Kylie Banyard

Mono Nuovo

Dreaming of Another World

There is something addictive about imagining perfect spaces. Social media such as Facebook, Tumblr and Instagram offer users the option of creating image feeds that depict real places but which are, for most of us, unattainable. Images of pristine architectural interiors or manicured gardens  – or conversely those natural scenes untouched by humans [except for the presence of the invisible photographer] – allow us to project our imaginations into those utopian places and to find a release from the clutter of the real world for something immeasurably better.

Utopia is an idea that has taken on a number of forms, from literary works such as Thomas More’s island republic of Utopia [1516] and Voltaire’s flying cities of Micromegas [1752] to paintings such as Thomas Cole’s fantasy cityscape in The Architect’s Dream [1840] to classic sci-fi illustration by artists such as Frank R. Paul and Ed Emshwiller in the 1940s and ‘50s.  But while the concept of utopia is familiar, and its representation in art a tradition transformed into new media, it’s worth considering how the utopian ideal manifests itself in fiction and in reality, and why it refuses to fade. 

In his essay Utopia and Science Fiction critic and theorist Raymond Williams posits four types of utopia. The first is the paradise “…in which a happier life is described as simply existing elsewhere.” The second is the externally altered world where  “…a new kind of life has been made possible by an unlooked-for natural event” while the third is  “…the willed transformation in which a new kind of life has been achieved by human effort”. The fourth utopian state is created by a technological transformation [1]. 

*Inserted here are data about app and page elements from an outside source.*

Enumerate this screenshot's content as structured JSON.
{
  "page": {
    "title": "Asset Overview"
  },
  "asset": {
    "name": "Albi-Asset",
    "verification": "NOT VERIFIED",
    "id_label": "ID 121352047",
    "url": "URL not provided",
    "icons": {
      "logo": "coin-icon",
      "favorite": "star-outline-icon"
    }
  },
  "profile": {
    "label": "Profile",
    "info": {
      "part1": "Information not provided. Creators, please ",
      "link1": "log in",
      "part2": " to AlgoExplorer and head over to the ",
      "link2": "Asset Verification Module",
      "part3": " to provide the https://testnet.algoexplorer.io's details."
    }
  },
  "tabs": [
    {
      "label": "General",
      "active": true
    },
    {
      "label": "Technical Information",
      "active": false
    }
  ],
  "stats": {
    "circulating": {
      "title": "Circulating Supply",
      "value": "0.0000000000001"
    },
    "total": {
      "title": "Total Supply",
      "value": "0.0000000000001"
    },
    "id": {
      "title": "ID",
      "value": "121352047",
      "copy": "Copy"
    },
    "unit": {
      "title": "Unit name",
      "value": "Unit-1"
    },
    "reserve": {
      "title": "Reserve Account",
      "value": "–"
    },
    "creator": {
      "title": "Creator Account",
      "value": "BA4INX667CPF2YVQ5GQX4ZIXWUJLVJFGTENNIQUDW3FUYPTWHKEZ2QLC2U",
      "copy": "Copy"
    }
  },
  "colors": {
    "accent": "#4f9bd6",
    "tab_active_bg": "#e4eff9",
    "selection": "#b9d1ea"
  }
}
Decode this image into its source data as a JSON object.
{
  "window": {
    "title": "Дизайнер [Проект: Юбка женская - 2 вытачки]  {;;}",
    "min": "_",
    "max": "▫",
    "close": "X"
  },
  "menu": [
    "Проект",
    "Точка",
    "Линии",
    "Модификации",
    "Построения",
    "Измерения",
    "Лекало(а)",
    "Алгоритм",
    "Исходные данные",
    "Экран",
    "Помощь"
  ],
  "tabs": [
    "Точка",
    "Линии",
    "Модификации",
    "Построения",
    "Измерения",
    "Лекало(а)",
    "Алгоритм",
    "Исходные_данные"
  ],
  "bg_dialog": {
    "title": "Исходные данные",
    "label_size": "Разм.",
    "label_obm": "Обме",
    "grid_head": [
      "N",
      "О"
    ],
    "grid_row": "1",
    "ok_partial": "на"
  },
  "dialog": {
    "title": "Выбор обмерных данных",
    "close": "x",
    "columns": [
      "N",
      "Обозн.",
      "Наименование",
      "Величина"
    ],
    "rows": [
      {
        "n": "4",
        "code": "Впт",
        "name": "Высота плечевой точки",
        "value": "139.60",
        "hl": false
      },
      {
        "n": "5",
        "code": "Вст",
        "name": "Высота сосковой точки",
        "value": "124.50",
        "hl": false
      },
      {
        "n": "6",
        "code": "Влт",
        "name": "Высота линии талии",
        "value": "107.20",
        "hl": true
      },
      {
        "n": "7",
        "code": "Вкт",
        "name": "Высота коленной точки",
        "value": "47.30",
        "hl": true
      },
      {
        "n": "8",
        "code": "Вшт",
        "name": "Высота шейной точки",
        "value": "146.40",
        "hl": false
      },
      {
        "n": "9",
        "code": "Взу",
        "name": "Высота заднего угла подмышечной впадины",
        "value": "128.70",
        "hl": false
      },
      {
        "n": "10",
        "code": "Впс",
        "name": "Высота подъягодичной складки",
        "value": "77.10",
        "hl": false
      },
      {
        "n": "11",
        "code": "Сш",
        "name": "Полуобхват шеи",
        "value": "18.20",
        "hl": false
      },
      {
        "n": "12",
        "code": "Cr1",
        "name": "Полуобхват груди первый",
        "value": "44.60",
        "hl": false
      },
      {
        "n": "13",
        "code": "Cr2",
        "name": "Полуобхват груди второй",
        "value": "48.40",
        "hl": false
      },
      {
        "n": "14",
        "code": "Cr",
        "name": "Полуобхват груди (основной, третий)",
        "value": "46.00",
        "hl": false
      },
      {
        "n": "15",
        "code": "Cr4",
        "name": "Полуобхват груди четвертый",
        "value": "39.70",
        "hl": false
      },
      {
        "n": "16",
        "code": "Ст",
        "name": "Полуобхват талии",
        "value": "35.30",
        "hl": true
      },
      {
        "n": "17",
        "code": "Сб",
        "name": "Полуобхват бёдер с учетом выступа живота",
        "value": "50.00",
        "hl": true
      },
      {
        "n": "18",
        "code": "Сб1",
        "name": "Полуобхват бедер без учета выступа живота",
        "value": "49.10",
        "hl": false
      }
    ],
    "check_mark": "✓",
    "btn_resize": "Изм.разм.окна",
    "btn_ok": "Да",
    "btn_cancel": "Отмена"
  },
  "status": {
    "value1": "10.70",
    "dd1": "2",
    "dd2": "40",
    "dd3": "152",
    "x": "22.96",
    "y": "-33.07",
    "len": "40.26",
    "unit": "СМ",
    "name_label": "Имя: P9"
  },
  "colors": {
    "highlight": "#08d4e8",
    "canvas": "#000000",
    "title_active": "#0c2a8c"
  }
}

Kylie Banyard’s recent paintings present us with visions of the past, places where that willed transformation has given way to an ambiguous present. It’s not so much that the philosophies and ideologies of these pasts are invisible or defunct – many of them persist in plain sight – but the iconography of those movements remain with us as a nostalgic and tantalising reminder of what could have been. 

In one major work, Banyard has painted the pottery workshop of Paolo Soleri, the radical architect, ecologist and founder of Arcosanti, an experimental community located in central Arizona desert that continues to seek a reconciliation between architecture and environmentalism. “A city should function as a living system,” wrote Soleri. “Arcology, architecture and ecology as one integral process, is capable of demonstrating positive response to the many problems of urban civilization, population, pollution, energy and natural resource depletion, food scarcity and quality of life” [2]. Soleri’s vision has manifested in the form of a slowly growing ideal community, albeit with few permanent residents and now mostly a tourist destination, but still a persistent vision of a better way of doing things that owes as much to Thomas More as it does the radical 1960s.

Like many of Banyard’s other recent paintings depicting ideal communities, her image of Soleri’s studio has the same effect as one of those images of utopian spaces found on social media.  Sourced online and from books, Banyard’s images have a photographic flatness to their perspectives, an effect enhanced by the artist’s choice of delicate detailing and line work that renders the shapes and surfaces of the image as graphic features of the canvas itself. The images present recognisable if idealised spaces obfuscated by technique that enhances colour and contrast to create a psychedelic dreamscape. 

Also featured in Banyard’s new works are images of some of the bells that are made at Arcosanti, designed by Soleri and sold to raise money for the community’s various programs. They are, perhaps inevitably, meant to be both beautiful in their artisanal crafting and in their delicate sounds, but they also symbolic of a need for change, the sounding of the bell a warning. In Banyard’s paintings the bells are silenced, as they become an image, an intriguing confluence of line and shape, suggestions of an idea of change without ever becoming so.

In constructing his taxonomy, Raymond Williams notes that the dystopian state – the opposite of the utopian ideal – grows from an inversion of precisely the same conditions that bring about utopia: where the first state of our imagination is heaven in utopia, in a dystopia it’s a living hell, and so on through the transformations of an altered world, one set of conditions leading to perfection, the other to a permanent state of near disaster. [3]. 

While our imaginations naturally drift toward a dystopian vision simply because it feels more plausible given the state of the contemporary world, we still hold the possibility of utopia in our minds to make sense not just of where we’ve been, but also where we’d ultimately like to go. Banyard’s paintings present an ambiguous moment of fantasy, a seductive experience of colour and form that draws on a shared memory, which refuses to die.

Andrew Frost

[1] Williams, R. Utopia and Science Fiction, Science Fiction Studies, Vol. 5, No. 3 (Nov., 1978), p. 203.

[2] Soleri, P. Introduction to Arcology, Arcosanti.org, https://arcosanti.org/ArcologyAccessed September 5, 2014. 

[3] [1] Williams, R.

Photos: Docqment